Samantha: Maybe Kenzie — Kenzie Meehan. I just asked her for a favor.
Adelaide: It was probably our group text. No, it was Julie. It was her birthday — Julie King.
9. What’s your best guilty pleasure?
Adelaide: Oh gosh. I feel like I’ve said this a million times, but I really like Andy Capp’s Hot Fries. I’m a big fan.
Samantha: I would say either a hot bath, or key lime pie.
Adelaide: Oh, I like key lime pie.
Maybe both at the same time?
Samantha: [laughs] Both at the same time.
Adelaide: Ok, don’t act like you’ve never eaten in the bath tub.
And if you haven’t, don’t judge
Adelaide: Maybe I take my hot fries in there. Just kidding.
10. Question from Abby Erceg: Adelaide, talk what your inspiration for your business was and how you got started.
Adelaide: I was playing in Sweden at the time, and I’ve always written everything down. I’m a big journal fan, even when I was a kid. My mom was like, “No you cannot have another journal, Adelaide.” I just wanted more notebooks all the time. So it was probably predestined a little bit. I’ve always written everything down. After a game, I’ll draw the situations that happened and if I have a goalkeeper drill I really liked, I’ll write it down for later. I’m a big fan of writing in general and it always bothered me. I wanted to have a moleskin and nice look. I didn’t want to just draw the field in myself because it’d be ugly. I’ve got some OCD issues obviously.
I started emailing notebook companies, asking if they’d make this. I was going to help them, but they [responded] no, but we’ll sell it to you. Duktig is a Swedish word. It means to be good at something. At first, we just bought, me and my co-founder, Tiffany Weimer — we just bought 500 notebooks and what’s the worst that could happen. We sold out of those, so we bought more. Then we’ve added a whole bunch more notebooks — different kinds. We have have hardcover, softcover, big, small. We have a player notebook and it’s grown from there.
Last year, one of the biggest pieces of feedback we got right off the bat was it needs to be waterproof. That makes a difference when you’re coaching — the times you’re caught in torrential downpours a lot. It’s hard to waterproof a notebook because it’s paper. A lot of the way you waterproof the notebook is to coat the pages. They end up feeling waxy and you have to write with a certain kind of pen and it doesn’t feel like regular paper. We’re kind of notebook snobs. Someone suggested stone paper. I looked it up and it’s just a little bit different because the water doesn’t run off of it. It absorbs it and then dries. You still have to write with oil-based ink. So a ball-point pen is fine — just not a fountain pen, anything that’s water-based basically. You can write with pencil or whatever and it just keeps your notes safe. We’re trying to transition everything over. Some of it’s still paper now. Some of it’s stone paper. It’s good for other reasons too — trees and all.
11. Question from Debhina: What do you think when you’re in goal? What do you think when it’s all happening?
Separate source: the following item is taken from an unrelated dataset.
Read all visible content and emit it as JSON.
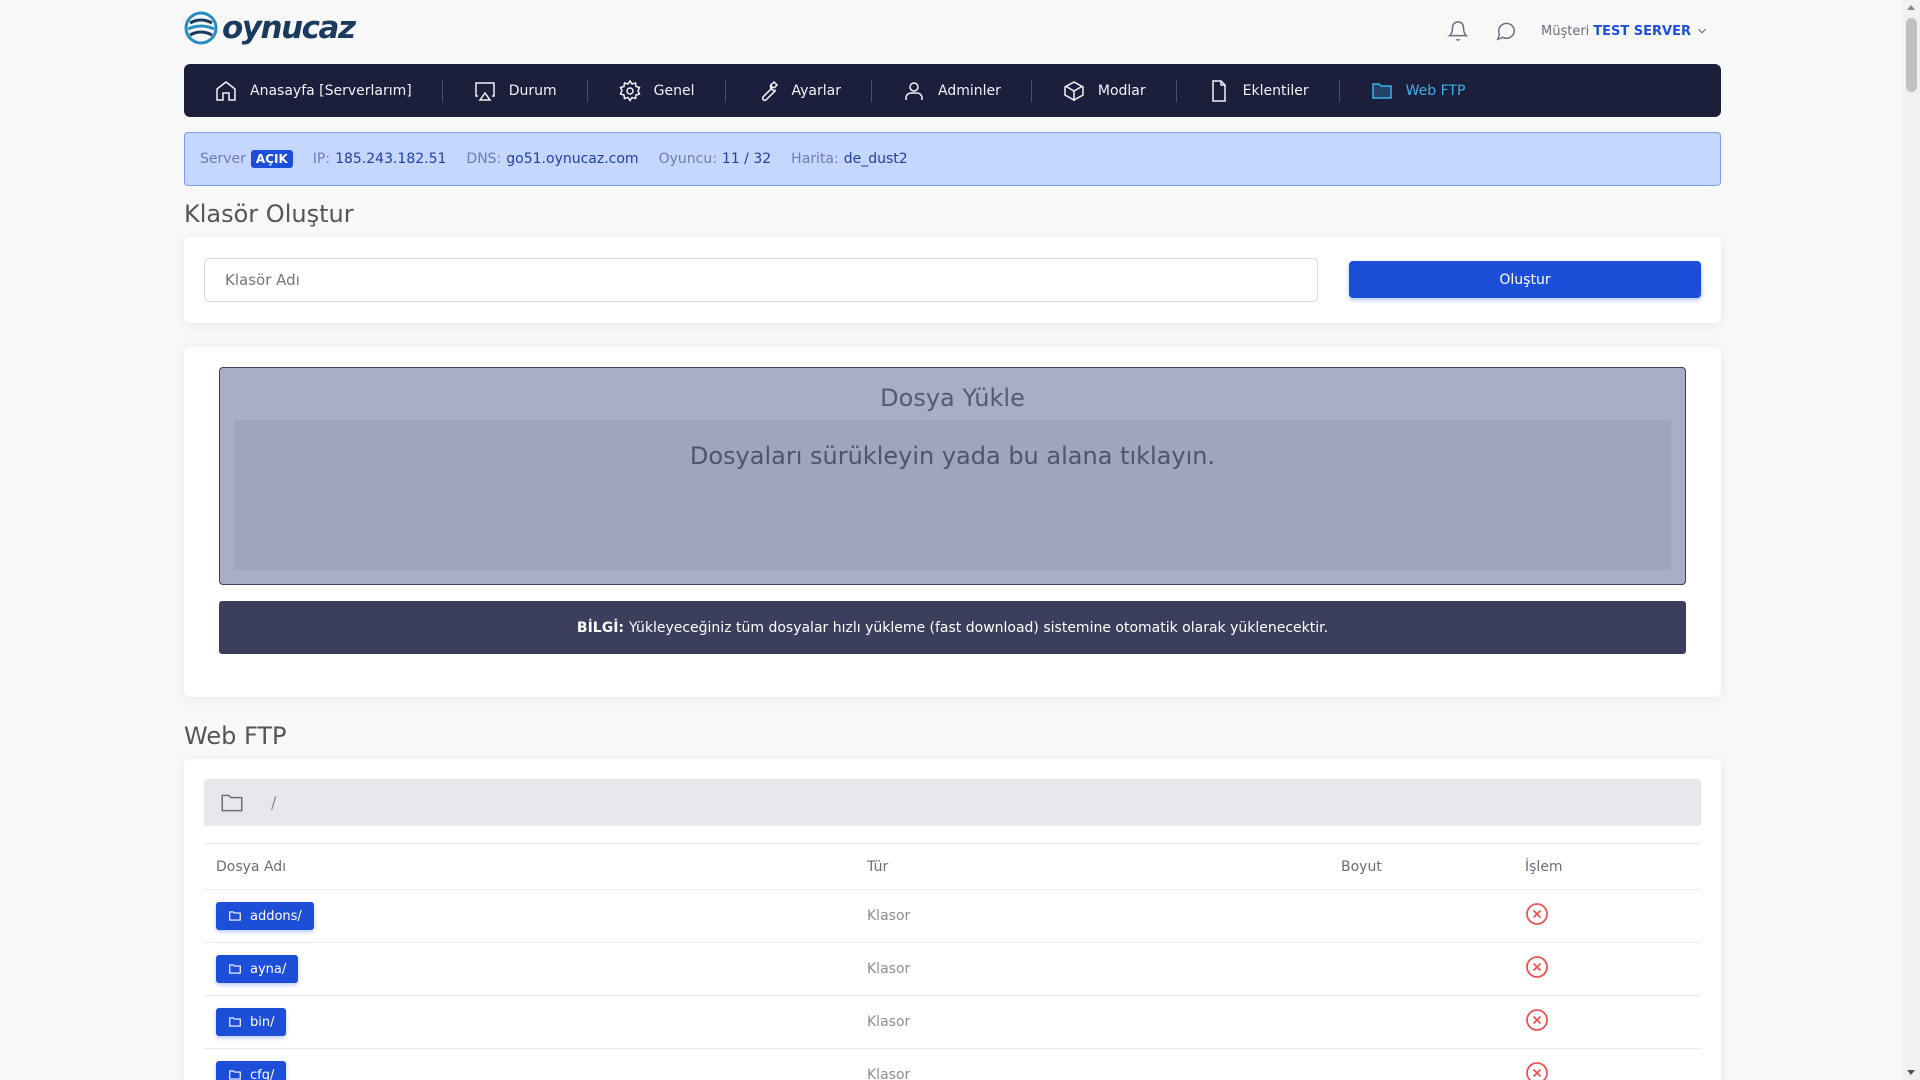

Samantha: I’ve got this. Always best case. Always best case scenario, unless it’s Deb, then I’m like, “see ya!” No, I’m just kidding. I’m just kidding. If there’s something in my head, I’m not going to save it. Usually if it’s blank space, it’s good. It’s going to be a good one. Just happiness. I love what I do. It’s so fun to play. They’re such good players. She probably asked that because any good save that I would have, I would just be like, “Woo! Let’s go!” The girls just crack up. I just love it.
Give us a question for the next NC Courage staff member doing Starting XI Questions, assistant coach Nathan Thackeray.
Can you talk about your knee injury?
What’s your funniest goalkeeping story to date?
Can we get a video of you doing your American accent?
Other Starting XI Questions
Check out our other Starting XI Questions from the 2019 season so far:
Cari Roccaro & Ryan Williams